How we change what others think, feel, believe and do
Sellers Ask the Wrong Questions
Guest articles > Sellers Ask the Wrong Questions
by: Sharon Drew Morgen
I recently accepted a cold call from an insurance guy because I was thinking of switching providers. Instead of facilitating my buying decision, the bias in his questions terminated our connection:
TODD: Hello Ms. Morgen. Iâm Todd with XYZ. Are you interested in new car insurance?
SDM: I am.
TODD: Is your main concern lowering your costs?
TODD: You donât care about saving money?
SDM: Of course I do.
TODD: So your main concern IS lowering your costs?
TODD: So what is it?
SDM: Iâm interested in a personal connection, in knowing that if I have an accident I will be handled by someone who will take care of me.
TODD: I can promise you Iâll take care of you. My clients love me. Do you want to discuss how much youâll save?
And, we were done.
Good sellers and coaches pose better questions than Toddâs, of course. But the conversation exemplifies how a Questionerâs biased questions can significantly influence outcomes.
THE BIAS INHERENT IN QUESTIONS
Questions restrict answers to the assumptions and biases of the Questioner; Responders respond within the limits set by the question.

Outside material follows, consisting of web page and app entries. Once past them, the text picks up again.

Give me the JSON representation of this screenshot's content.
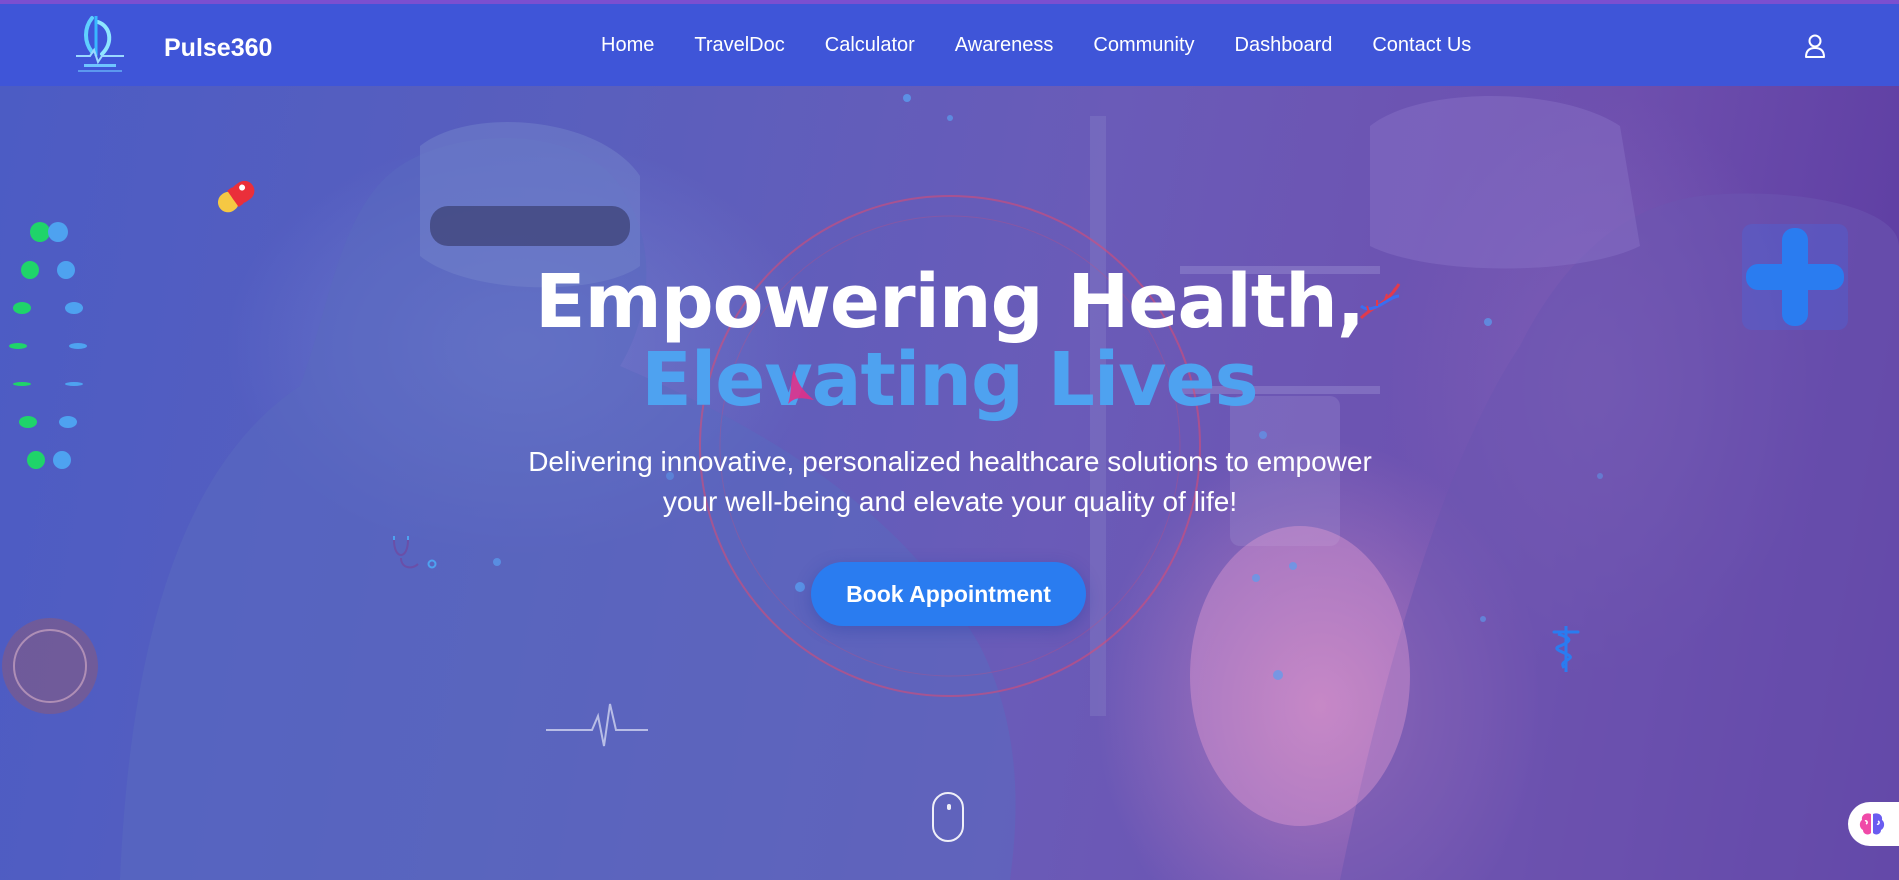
{
  "brand": {
    "name": "Pulse360",
    "logo_icon": "pulse360-logo-icon"
  },
  "nav": {
    "links": [
      "Home",
      "TravelDoc",
      "Calculator",
      "Awareness",
      "Community",
      "Dashboard",
      "Contact Us"
    ],
    "user_icon": "user-icon"
  },
  "hero": {
    "title_line1": "Empowering Health,",
    "title_line2": "Elevating Lives",
    "subtitle_line1": "Delivering innovative, personalized healthcare solutions to empower",
    "subtitle_line2": "your well-being and elevate your quality of life!",
    "cta_label": "Book Appointment",
    "scroll_icon": "mouse-scroll-icon"
  },
  "decorations": [
    "pill-icon",
    "dna-icon",
    "medical-cross-icon",
    "caduceus-icon",
    "stethoscope-icon",
    "heartbeat-line-icon",
    "dna-dots-icon"
  ],
  "widget": {
    "icon": "brain-icon"
  },
  "colors": {
    "navbar": "#3f55d8",
    "accent_blue": "#2a7cf0",
    "title_highlight": "#4ea2f0",
    "green_dot": "#1fd46a"
  }
}
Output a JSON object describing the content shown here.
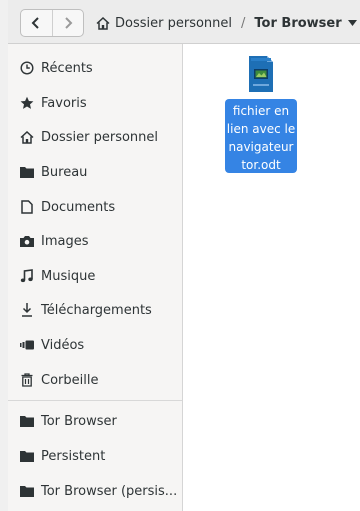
{
  "header": {
    "back_icon": "chevron-left-icon",
    "forward_icon": "chevron-right-icon",
    "breadcrumbs": [
      {
        "label": "Dossier personnel",
        "icon": "home-icon"
      },
      {
        "label": "Tor Browser",
        "current": true
      }
    ],
    "separator": "/",
    "dropdown_icon": "triangle-down-icon"
  },
  "sidebar": {
    "items": [
      {
        "label": "Récents",
        "icon": "clock-icon"
      },
      {
        "label": "Favoris",
        "icon": "star-icon"
      },
      {
        "label": "Dossier personnel",
        "icon": "home-icon"
      },
      {
        "label": "Bureau",
        "icon": "folder-icon"
      },
      {
        "label": "Documents",
        "icon": "document-icon"
      },
      {
        "label": "Images",
        "icon": "camera-icon"
      },
      {
        "label": "Musique",
        "icon": "music-icon"
      },
      {
        "label": "Téléchargements",
        "icon": "download-icon"
      },
      {
        "label": "Vidéos",
        "icon": "video-icon"
      },
      {
        "label": "Corbeille",
        "icon": "trash-icon"
      },
      {
        "label": "Tor Browser",
        "icon": "folder-icon"
      },
      {
        "label": "Persistent",
        "icon": "folder-icon"
      },
      {
        "label": "Tor Browser (persis...",
        "icon": "folder-icon"
      }
    ]
  },
  "content": {
    "files": [
      {
        "name_lines": [
          "fichier en",
          "lien avec le",
          "navigateur",
          "tor.odt"
        ],
        "icon": "odt-document-icon",
        "selected": true
      }
    ]
  },
  "colors": {
    "selection": "#3584e4",
    "sidebar_bg": "#f6f5f4",
    "header_bg": "#ececec"
  }
}
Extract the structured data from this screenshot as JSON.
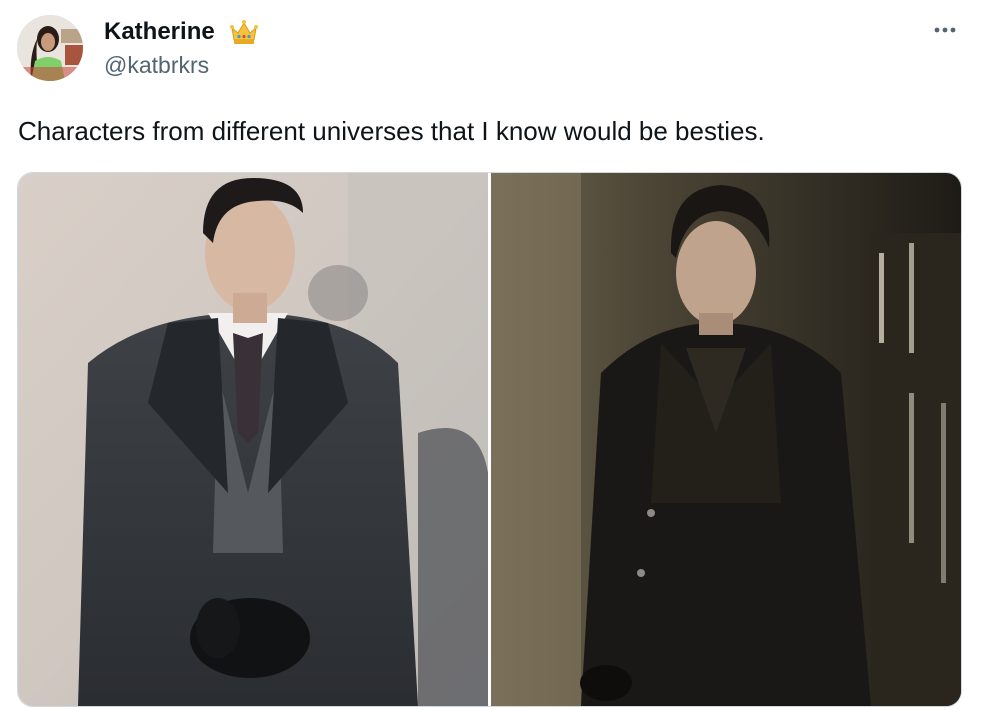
{
  "author": {
    "display_name": "Katherine",
    "handle": "@katbrkrs",
    "badge_icon": "crown-icon"
  },
  "tweet": {
    "text": "Characters from different universes that I know would be besties."
  },
  "media": {
    "count": 2
  },
  "colors": {
    "text_primary": "#0f1419",
    "text_secondary": "#536471",
    "border": "#cfd9de"
  },
  "icons": {
    "more": "more-icon"
  }
}
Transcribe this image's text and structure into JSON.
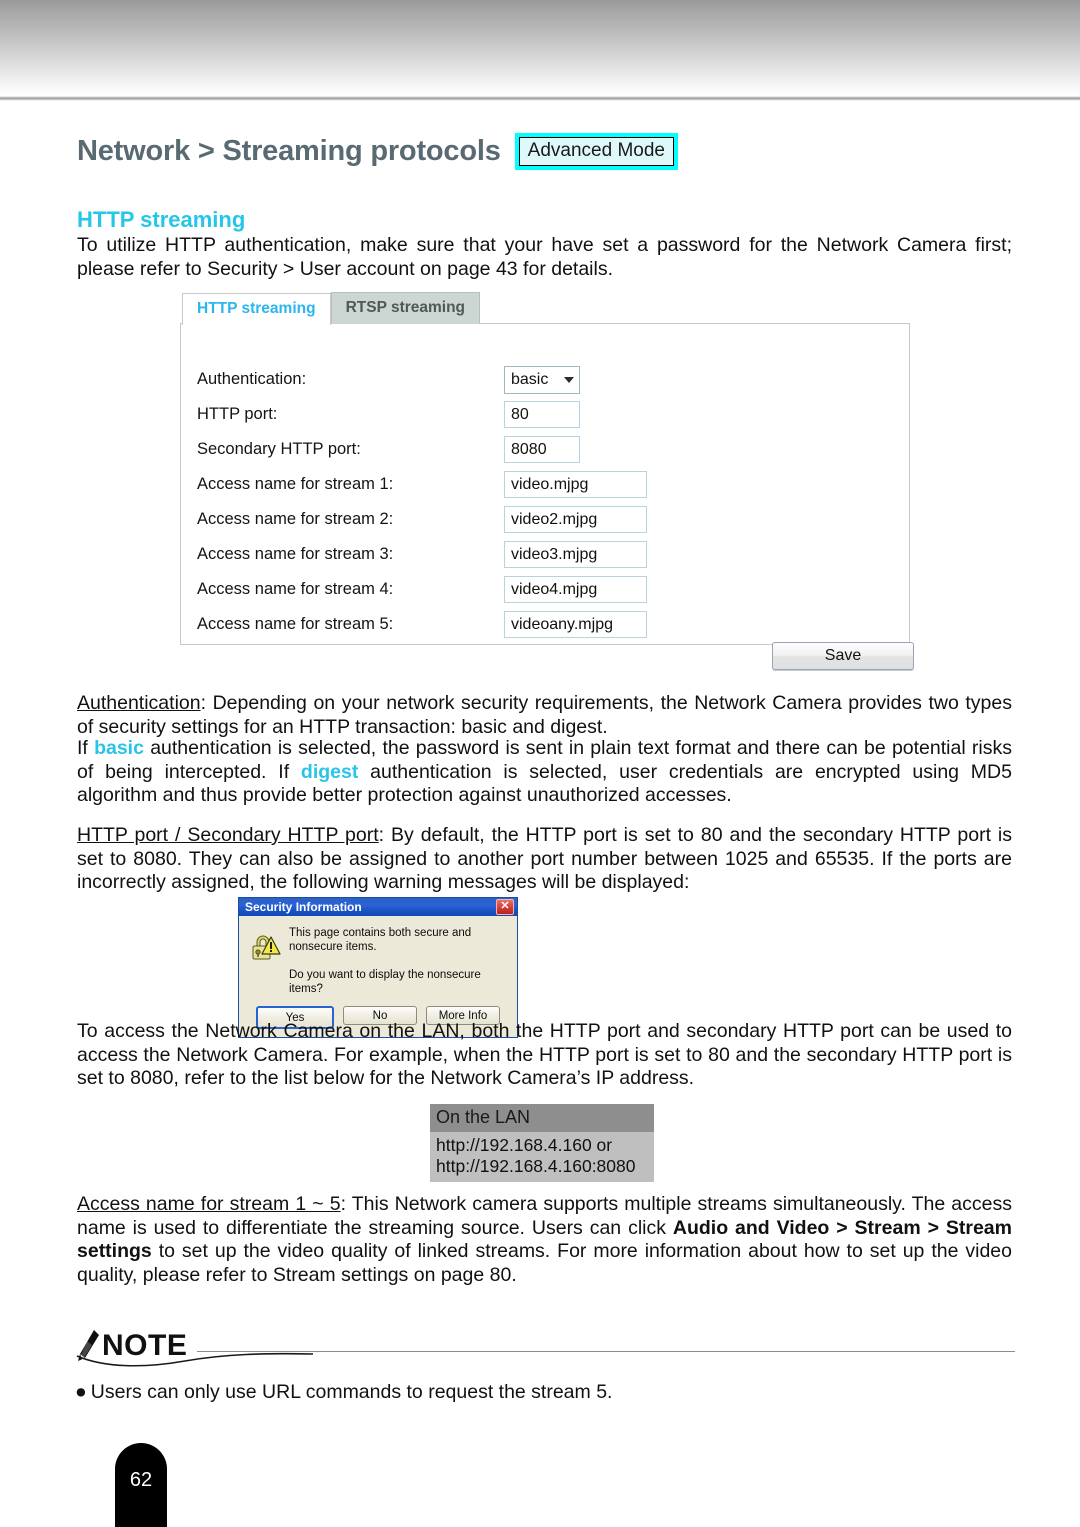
{
  "header": {
    "title": "Network > Streaming protocols",
    "badge": "Advanced Mode"
  },
  "section": {
    "heading": "HTTP streaming",
    "intro": "To utilize HTTP authentication, make sure that your have set a password for the Network Camera first; please refer to Security > User account on page 43 for details."
  },
  "camera_ui": {
    "tabs": [
      {
        "label": "HTTP streaming",
        "active": true
      },
      {
        "label": "RTSP streaming",
        "active": false
      }
    ],
    "fields": [
      {
        "label": "Authentication:",
        "value": "basic",
        "type": "select"
      },
      {
        "label": "HTTP port:",
        "value": "80",
        "type": "text-narrow"
      },
      {
        "label": "Secondary HTTP port:",
        "value": "8080",
        "type": "text-narrow"
      },
      {
        "label": "Access name for stream 1:",
        "value": "video.mjpg",
        "type": "text-wide"
      },
      {
        "label": "Access name for stream 2:",
        "value": "video2.mjpg",
        "type": "text-wide"
      },
      {
        "label": "Access name for stream 3:",
        "value": "video3.mjpg",
        "type": "text-wide"
      },
      {
        "label": "Access name for stream 4:",
        "value": "video4.mjpg",
        "type": "text-wide"
      },
      {
        "label": "Access name for stream 5:",
        "value": "videoany.mjpg",
        "type": "text-wide"
      }
    ],
    "save_label": "Save"
  },
  "body": {
    "auth_term": "Authentication",
    "auth_p1": ": Depending on your network security requirements, the Network Camera provides two types of security settings for an HTTP transaction: basic and digest.",
    "auth_p2_a": "If ",
    "auth_p2_basic": "basic",
    "auth_p2_b": " authentication is selected, the password is sent in plain text format and there can be potential risks of being intercepted. If ",
    "auth_p2_digest": "digest",
    "auth_p2_c": " authentication is selected, user credentials are encrypted using MD5 algorithm and thus provide better protection against unauthorized accesses.",
    "ports_term": "HTTP port / Secondary HTTP port",
    "ports_text": ": By default, the HTTP port is set to 80 and the secondary HTTP port is set to 8080. They can also be assigned to another port number between 1025 and 65535. If the ports are incorrectly assigned, the following warning messages will be displayed:",
    "lan_text": "To access the Network Camera on the LAN, both the HTTP port and secondary HTTP port can be used to access the Network Camera. For example, when the HTTP port is set to 80 and the secondary HTTP port is set to 8080, refer to the list below for the Network Camera’s IP address.",
    "access_term": "Access name for stream 1 ~ 5",
    "access_a": ": This Network camera supports multiple streams simultaneously. The access name is used to differentiate the streaming source. Users can click ",
    "access_bold1": "Audio and Video > Stream > Stream settings",
    "access_b": " to set up the video quality of linked streams. For more information about how to set up the video quality, please refer to Stream settings on page 80."
  },
  "dialog": {
    "title": "Security Information",
    "close_glyph": "✕",
    "line1": "This page contains both secure and nonsecure items.",
    "line2": "Do you want to display the nonsecure items?",
    "buttons": [
      "Yes",
      "No",
      "More Info"
    ]
  },
  "lan_table": {
    "header": "On the LAN",
    "row1": "http://192.168.4.160  or",
    "row2": "http://192.168.4.160:8080"
  },
  "note": {
    "label": "NOTE",
    "bullet": "●",
    "item": "Users can only use URL commands to request the stream 5."
  },
  "footer": {
    "page_number": "62"
  },
  "colors": {
    "title": "#5a6a72",
    "accent_cyan": "#26c6e8",
    "badge_border": "#00ffff",
    "tab_active_text": "#2bb6f0",
    "dialog_titlebar": "#1c56c8"
  }
}
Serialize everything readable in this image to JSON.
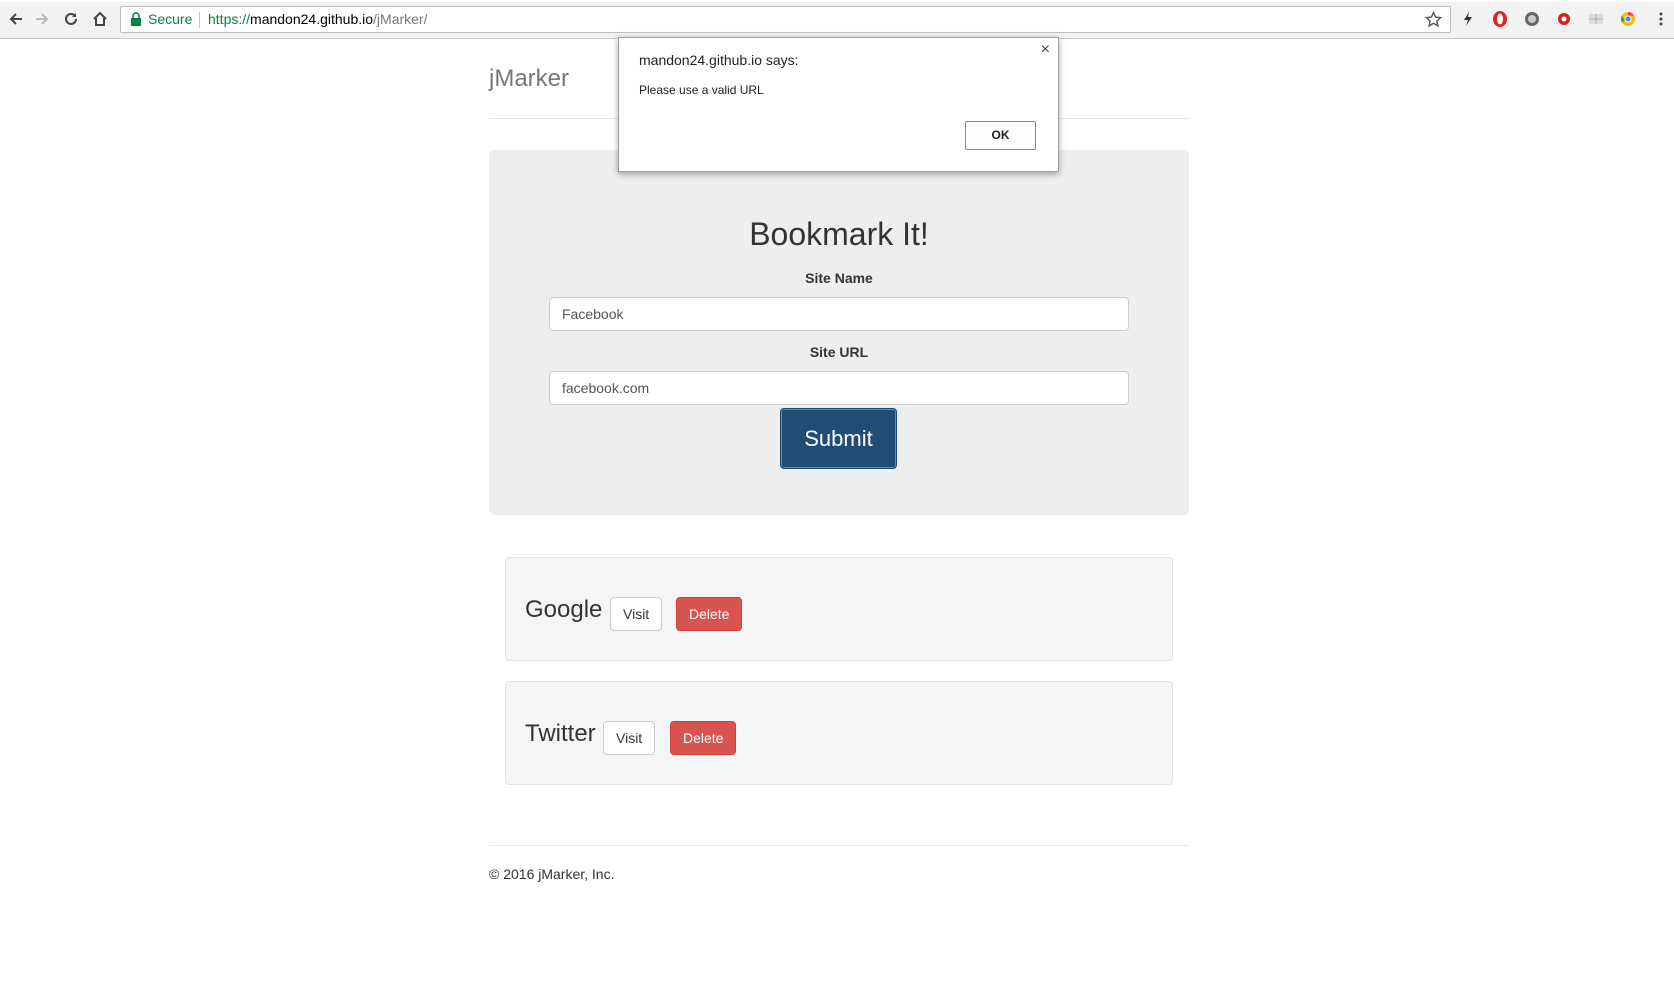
{
  "browser": {
    "secure_label": "Secure",
    "url_scheme": "https://",
    "url_host": "mandon24.github.io",
    "url_path": "/jMarker/"
  },
  "page": {
    "brand": "jMarker",
    "form": {
      "title": "Bookmark It!",
      "site_name_label": "Site Name",
      "site_name_value": "Facebook",
      "site_url_label": "Site URL",
      "site_url_value": "facebook.com",
      "submit_label": "Submit"
    },
    "bookmarks": [
      {
        "name": "Google",
        "visit_label": "Visit",
        "delete_label": "Delete"
      },
      {
        "name": "Twitter",
        "visit_label": "Visit",
        "delete_label": "Delete"
      }
    ],
    "footer": "© 2016 jMarker, Inc."
  },
  "dialog": {
    "title": "mandon24.github.io says:",
    "message": "Please use a valid URL",
    "ok_label": "OK",
    "close_glyph": "×"
  },
  "colors": {
    "submit": "#204d74",
    "delete": "#d9534f",
    "jumbotron": "#eeeeee",
    "secure_green": "#0b8043"
  },
  "icons": [
    "back-arrow-icon",
    "forward-arrow-icon",
    "reload-icon",
    "home-icon",
    "lock-icon",
    "star-icon",
    "flash-extension-icon",
    "opera-extension-icon",
    "globe-extension-icon",
    "gear-extension-icon",
    "grid-extension-icon",
    "chrome-extension-icon",
    "menu-dots-icon"
  ]
}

Asking someone âWhat did you have for breakfast?â wonât elicit the answer âI bought a lamp.â Even questions that attempt to open a dialogue, like âWhat can you tell me about the problem?â or gather data, like âWhoâs in charge of decision making?â merely elicit top-of-mind responses that my not effectively represent â and indeed might cloud â the issue. Biased question; biased answer.
Sometimes questions are so biased and restricted that the real answer might get overlooked. âDo you prefer the red ball or the blue ball?â excludes not only the green ball, but a preference for a bat, or a discussion about the Responderâs color blindness. But a question such as: âWhat sort of a game implement could be easily carried and engage all employees?â might elicit a response of a ball or marbles or Monopoly and include more team members.
Most questions pull or push the data sought by the Questioner, making it difficult to know if
What if the best answer is outside of the framework of the question? Or the question isnât translated accurately by the Responder? Or there is an historic bias between the Questioner and Responder that makes communication difficult?
Questions can be used to facilitate choice, to lead Responders to new options within their own (often unconscious) value system, rather than as set ups to the Questionerâs self-serving objectives. Using a Facilitative Question, the above dialogue would sound like this:
TODD: Hi Ms. Morgen. Iâm Todd, an insurance agent with XYZ Corp. Iâm selling car insurance. Is this a good time to speak?
TODD: Iâm wondering: If you are considering changing your insurance provider, what would you need to know about another provider to be certain youâd end up getting the coverage and service you deserve?
The question â carefully worded to match a Responderâs criteria for change â shifts the bias from Toddâs self-serving objectives to enabling me in a true discovery process; from his selling patterns to my buying patterns. How different our interaction would have been if his goal was to facilitate my buying decision path rather than using his misguided persuasion tactics to sell.
I developed Facilitative Questions decades ago to enable any Questioner to facilitate someoneâs route to congruent change. With no manipulation or bias, they require a different form of listening, wording, and objectives, thereby avoiding resistance and encouraging trust between sellers, coaches, consultants and their clients.
Take a look at your own questioning strategy to see if they might work for you:
Remember: your innate curiosity or intuition may not be sufficient to facilitate anotherâs unconscious route to change â or buy â congruently. You can always gather data once the route to change is established and youâre both on the same page. Change the goals of your questions from discovering situations you can provide answers for, to facilitating real core change. Before buyers or clients will work with you, they have to do this for themselves anyway. You might as well do it with them and create a trusting relationship.
Sharon Drew Morgen is the visionary behind Buying FacilitationÂŽ - a change management model that includes learning how to Listen for Systems, formulating Facilitative Questions, and understanding the steps of systemic change. For those of you wishing to learn more, take a look at the program syllabus. Please visit www.dirtylittlesecrets.com and read the two free chapters. Consider reading it with the companion ebook Buying FacilitationÂŽ
Sharon Drew is the author of the NYTimes Business Bestseller Selling With Integrity, as well as 6 other books on helping buyers buy. She is also the author of the Amazon bestseller What? Did you really say what I think I heard? Sharon Drew keynotes, trains and coaches sales teams to help them unlock situations that are stalled, and teaches teams how to present and prospect by facilitating the complete buying decision process. She delivers keynotes at annual sales conferences globally. Sharon Drew can be reached at firstname.lastname@example.org 512 771 1117
Contributor: Sharon Drew Morgen
Published here on: 06-May-18